Payne-Gaposchkin, Celia Helena

Cecilia Payne-Gaposchkin was a British-American astronomer (née Payne) who became the first female full professor at Harvard and one of the founders of modern astrophysics. She was among the first to apply the laws of atomic physics to the study of the temperature and density of stars, and the first to conclude that hydrogen and helium are the two most common elements in the universe.

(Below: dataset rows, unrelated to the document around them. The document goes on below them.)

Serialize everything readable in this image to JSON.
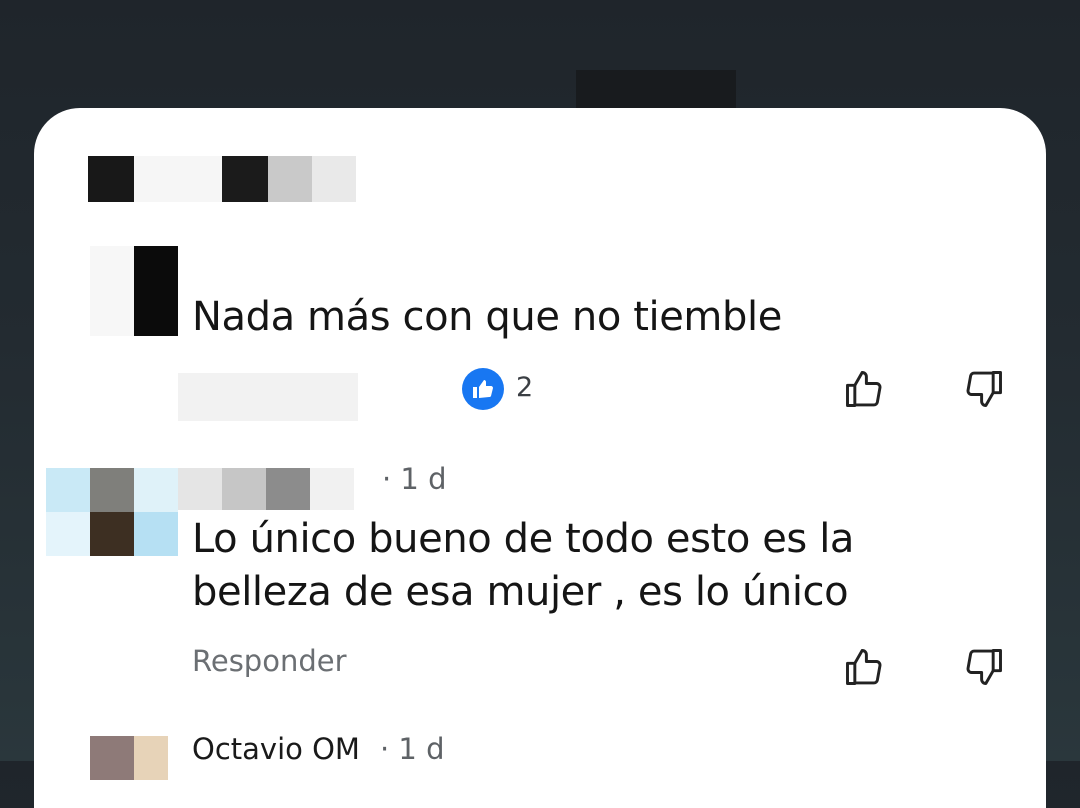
{
  "comments": [
    {
      "text": "Nada más con que no tiemble",
      "reaction_count": "2",
      "icons": {
        "reaction": "blue-like-badge",
        "like": "thumb-up-icon",
        "dislike": "thumb-down-icon"
      }
    },
    {
      "time": "· 1 d",
      "text_line1": "Lo único bueno de todo esto es la",
      "text_line2": "belleza de esa mujer , es lo único",
      "reply_label": "Responder",
      "icons": {
        "like": "thumb-up-icon",
        "dislike": "thumb-down-icon"
      }
    },
    {
      "author": "Octavio OM",
      "time": "· 1 d"
    }
  ],
  "colors": {
    "like_badge": "#1877f2",
    "card": "#ffffff",
    "background": "#1f252b"
  }
}
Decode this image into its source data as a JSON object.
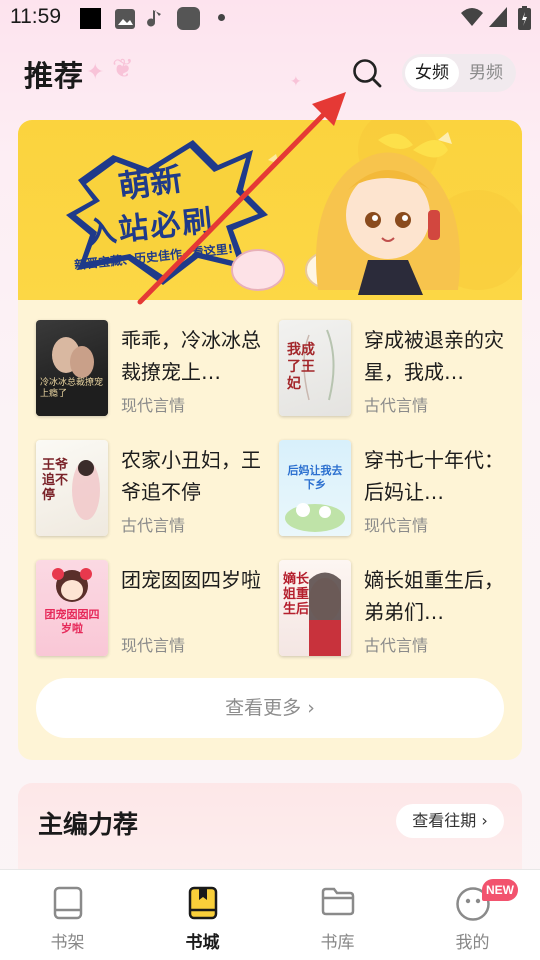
{
  "status_bar": {
    "time": "11:59"
  },
  "header": {
    "title": "推荐"
  },
  "gender_toggle": {
    "female": "女频",
    "male": "男频"
  },
  "banner": {
    "headline_line1": "萌新",
    "headline_line2": "入站必刷",
    "tagline": "新晋宝藏、历史佳作~看这里!"
  },
  "books": [
    {
      "title": "乖乖，冷冰冰总裁撩宠上…",
      "genre": "现代言情",
      "cover_text": "冷冰冰总裁撩宠上瘾了"
    },
    {
      "title": "穿成被退亲的灾星，我成…",
      "genre": "古代言情",
      "cover_text": "我成了王妃"
    },
    {
      "title": "农家小丑妇，王爷追不停",
      "genre": "古代言情",
      "cover_text": "王爷追不停"
    },
    {
      "title": "穿书七十年代：后妈让…",
      "genre": "现代言情",
      "cover_text": "后妈让我去下乡"
    },
    {
      "title": "团宠囡囡四岁啦",
      "genre": "现代言情",
      "cover_text": "团宠囡囡四岁啦"
    },
    {
      "title": "嫡长姐重生后，弟弟们…",
      "genre": "古代言情",
      "cover_text": "嫡长姐重生后"
    }
  ],
  "more_button": "查看更多 ›",
  "editor_section": {
    "title": "主编力荐",
    "past_button": "查看往期 ›"
  },
  "nav": [
    {
      "label": "书架"
    },
    {
      "label": "书城"
    },
    {
      "label": "书库"
    },
    {
      "label": "我的"
    }
  ],
  "badge": "NEW",
  "colors": {
    "banner_yellow": "#fbd33e",
    "card_bg": "#fef4d6",
    "badge_red": "#f2536e",
    "arrow_red": "#e53935"
  }
}
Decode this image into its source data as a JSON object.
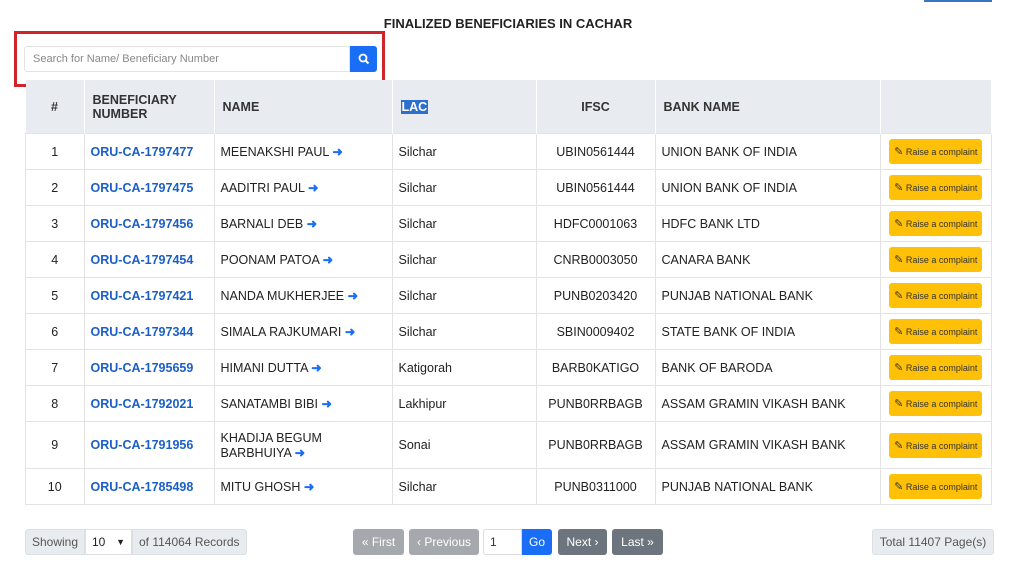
{
  "title": "FINALIZED BENEFICIARIES IN CACHAR",
  "search": {
    "placeholder": "Search for Name/ Beneficiary Number",
    "icon": "search-icon"
  },
  "columns": [
    "#",
    "BENEFICIARY NUMBER",
    "NAME",
    "LAC",
    "IFSC",
    "BANK NAME",
    ""
  ],
  "action_label": "Raise a complaint",
  "rows": [
    {
      "n": "1",
      "id": "ORU-CA-1797477",
      "name": "MEENAKSHI PAUL",
      "lac": "Silchar",
      "ifsc": "UBIN0561444",
      "bank": "UNION BANK OF INDIA"
    },
    {
      "n": "2",
      "id": "ORU-CA-1797475",
      "name": "AADITRI PAUL",
      "lac": "Silchar",
      "ifsc": "UBIN0561444",
      "bank": "UNION BANK OF INDIA"
    },
    {
      "n": "3",
      "id": "ORU-CA-1797456",
      "name": "BARNALI DEB",
      "lac": "Silchar",
      "ifsc": "HDFC0001063",
      "bank": "HDFC BANK LTD"
    },
    {
      "n": "4",
      "id": "ORU-CA-1797454",
      "name": "POONAM PATOA",
      "lac": "Silchar",
      "ifsc": "CNRB0003050",
      "bank": "CANARA BANK"
    },
    {
      "n": "5",
      "id": "ORU-CA-1797421",
      "name": "NANDA MUKHERJEE",
      "lac": "Silchar",
      "ifsc": "PUNB0203420",
      "bank": "PUNJAB NATIONAL BANK"
    },
    {
      "n": "6",
      "id": "ORU-CA-1797344",
      "name": "SIMALA RAJKUMARI",
      "lac": "Silchar",
      "ifsc": "SBIN0009402",
      "bank": "STATE BANK OF INDIA"
    },
    {
      "n": "7",
      "id": "ORU-CA-1795659",
      "name": "HIMANI DUTTA",
      "lac": "Katigorah",
      "ifsc": "BARB0KATIGO",
      "bank": "BANK OF BARODA"
    },
    {
      "n": "8",
      "id": "ORU-CA-1792021",
      "name": "SANATAMBI BIBI",
      "lac": "Lakhipur",
      "ifsc": "PUNB0RRBAGB",
      "bank": "ASSAM GRAMIN VIKASH BANK"
    },
    {
      "n": "9",
      "id": "ORU-CA-1791956",
      "name": "KHADIJA BEGUM BARBHUIYA",
      "lac": "Sonai",
      "ifsc": "PUNB0RRBAGB",
      "bank": "ASSAM GRAMIN VIKASH BANK"
    },
    {
      "n": "10",
      "id": "ORU-CA-1785498",
      "name": "MITU GHOSH",
      "lac": "Silchar",
      "ifsc": "PUNB0311000",
      "bank": "PUNJAB NATIONAL BANK"
    }
  ],
  "footer": {
    "showing": "Showing",
    "page_size": "10",
    "records": "of 114064 Records",
    "first": "« First",
    "previous": "‹ Previous",
    "page": "1",
    "go": "Go",
    "next": "Next ›",
    "last": "Last »",
    "total": "Total 11407 Page(s)"
  }
}
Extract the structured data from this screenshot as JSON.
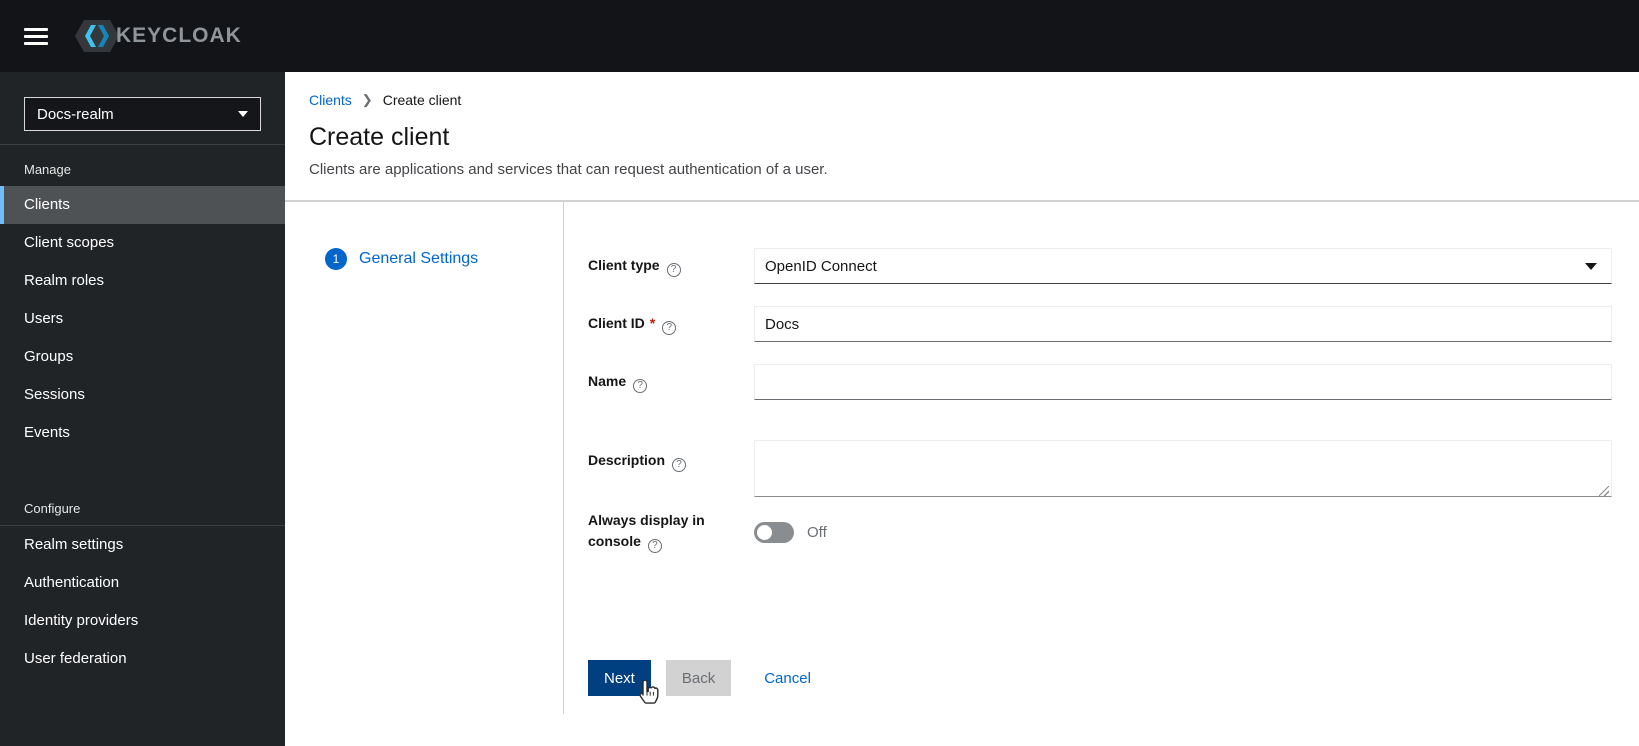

Her Ph.D. dissertation, entitled "Stellar Atmospheres: A Contribution to the Observational Study of High Temperature in the Reversing Layers of Stars" (1925), was later acclaimed as the best in 20th century astronomy. In it, she argued that the great variation in stellar absorption lines was due to differing amounts of ionization (related to differing temperatures), and not, as was generally supposed, to significant differences in chemical composition. She correctly posited that silicon, carbon, and other common heavy elements seen in the Sun occurred in about the same relative amounts as on Earth but that helium and particularly hydrogen were vastly more abundant (by about a factor of one million in the case of hydrogen). When she sent a draft of her paper to Henry Russell, he replied that such a result was "clearly impossible." Russell had earlier written a paper in which he argued that if the Earth's crust were heated to the temperature of the Sun its spectrum would look the same. Deferring to Russell's stature as an astronomer, Payne added the comment that her results were "almost certainly not real." Within a few years, however, her claim had been fully vindicated.